Raw data:
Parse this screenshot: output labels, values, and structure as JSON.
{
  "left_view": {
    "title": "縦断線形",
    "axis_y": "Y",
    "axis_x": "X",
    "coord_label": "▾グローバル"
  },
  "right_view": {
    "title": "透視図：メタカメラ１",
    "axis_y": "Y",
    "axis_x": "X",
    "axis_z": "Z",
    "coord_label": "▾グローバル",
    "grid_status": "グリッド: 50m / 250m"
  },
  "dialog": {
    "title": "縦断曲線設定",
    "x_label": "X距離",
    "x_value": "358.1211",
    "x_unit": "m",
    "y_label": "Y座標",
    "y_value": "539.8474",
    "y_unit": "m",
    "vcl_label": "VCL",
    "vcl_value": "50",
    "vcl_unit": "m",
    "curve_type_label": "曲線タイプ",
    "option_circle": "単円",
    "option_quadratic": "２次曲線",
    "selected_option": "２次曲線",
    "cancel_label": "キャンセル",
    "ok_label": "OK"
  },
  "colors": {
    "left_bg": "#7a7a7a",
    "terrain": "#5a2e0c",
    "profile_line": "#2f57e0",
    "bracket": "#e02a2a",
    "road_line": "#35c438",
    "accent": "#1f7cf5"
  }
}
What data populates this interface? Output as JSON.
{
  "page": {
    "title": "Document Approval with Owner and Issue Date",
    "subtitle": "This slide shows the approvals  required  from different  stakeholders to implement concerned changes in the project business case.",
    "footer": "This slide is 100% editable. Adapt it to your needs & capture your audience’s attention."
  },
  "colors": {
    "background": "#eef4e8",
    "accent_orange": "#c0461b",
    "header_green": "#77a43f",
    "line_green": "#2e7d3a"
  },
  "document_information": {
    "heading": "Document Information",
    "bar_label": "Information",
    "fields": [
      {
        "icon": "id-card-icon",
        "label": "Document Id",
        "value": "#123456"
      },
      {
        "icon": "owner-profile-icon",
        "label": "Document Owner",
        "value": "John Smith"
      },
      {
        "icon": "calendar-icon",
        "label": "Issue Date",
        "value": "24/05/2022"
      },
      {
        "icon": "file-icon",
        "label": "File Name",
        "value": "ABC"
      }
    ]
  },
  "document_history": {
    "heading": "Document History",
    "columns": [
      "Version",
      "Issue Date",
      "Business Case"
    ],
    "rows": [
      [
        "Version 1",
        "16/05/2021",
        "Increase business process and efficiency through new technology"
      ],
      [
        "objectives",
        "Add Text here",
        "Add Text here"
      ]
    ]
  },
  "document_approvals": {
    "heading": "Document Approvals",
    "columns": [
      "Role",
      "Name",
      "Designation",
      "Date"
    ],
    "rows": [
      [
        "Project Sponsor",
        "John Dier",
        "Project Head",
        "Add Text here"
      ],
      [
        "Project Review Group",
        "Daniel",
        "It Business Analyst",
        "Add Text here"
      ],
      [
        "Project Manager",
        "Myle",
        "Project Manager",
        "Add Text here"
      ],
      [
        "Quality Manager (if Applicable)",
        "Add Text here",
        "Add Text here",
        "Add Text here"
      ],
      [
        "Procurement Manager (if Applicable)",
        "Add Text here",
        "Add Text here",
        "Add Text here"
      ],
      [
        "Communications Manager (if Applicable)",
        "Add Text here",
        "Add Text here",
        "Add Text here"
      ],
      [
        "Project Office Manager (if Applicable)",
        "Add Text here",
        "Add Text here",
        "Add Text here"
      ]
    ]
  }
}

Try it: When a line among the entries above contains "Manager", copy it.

Response box:
        "Project Manager",
        "Project Manager",
        "Quality Manager (if Applicable)",
        "Procurement Manager (if Applicable)",
        "Communications Manager (if Applicable)",
        "Project Office Manager (if Applicable)",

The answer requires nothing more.